This is the terrible cycle we have all gone through. We push our body to its limits only to have it bounce back at us. Let me throw some science at you — it has now been published that the age old *3500 calorie* theory isn’t as valid as we once thought. This is the theory that burning 3500 calories per week on top of your daily caloric burn will help you to lose 1 lb per week. We’ve come to find out that as people lose weight, their metabolism shifts + changes + this calorie amount doesn’t exactly apply. HOWEVER — the recommendation of a few pounds per week still stands. Why? WELL — let’s go back to that theory. 3500 calories per week would be the equivalent of cutting out 500 calories per day — and that’s only to lose ONE POUND per week. Cutting down 500 calories a day or more, especially for us girls who already have a pretty good grasp on healthy eating is a lot. Like A LOT. To lose 2 lbs by this logic — 1000 calories. To lose any more than this we would have to burn an EXTRA 1500+ calories PER DAY.
Most people will create this caloric defecit by working out more than they ever have + eating less than they ever have [or ever will again]. So again, you will lose weight, but once you return to your normal lifestyle [because no one can stay in this pattern forever] the weight will slowly creep back because at this point, the body has been underfed.
The same goes for when we over-train. We may see results at first from those two-a-days, but the reality is that for most of us, our goals don’t actually NEED us in the gym for multiple hours a day + in the end, we’re only going to get injured or exhaust our bodies to the point of shutting down.
SO — regardless of your goals, remember that it is a process. It takes time + patience. And any immediate results you see from pushing your body past its limits probably won’t last.
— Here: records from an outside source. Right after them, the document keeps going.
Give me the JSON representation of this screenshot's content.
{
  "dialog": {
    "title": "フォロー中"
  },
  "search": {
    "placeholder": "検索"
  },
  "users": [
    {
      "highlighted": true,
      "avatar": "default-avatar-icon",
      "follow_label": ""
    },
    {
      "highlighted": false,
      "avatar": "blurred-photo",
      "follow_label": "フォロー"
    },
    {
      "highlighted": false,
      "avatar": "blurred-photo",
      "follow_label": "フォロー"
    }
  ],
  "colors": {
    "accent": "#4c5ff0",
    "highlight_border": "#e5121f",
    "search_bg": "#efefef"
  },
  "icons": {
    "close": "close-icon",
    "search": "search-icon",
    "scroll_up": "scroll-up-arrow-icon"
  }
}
In the end — if we treat our bodies with respect and understanding for its boundaries, we will build a body that is stronger and more beautiful than we ever imagined.
+ Alexa, RD [@lexx_inchaarg], VirtCHAARG from Cincy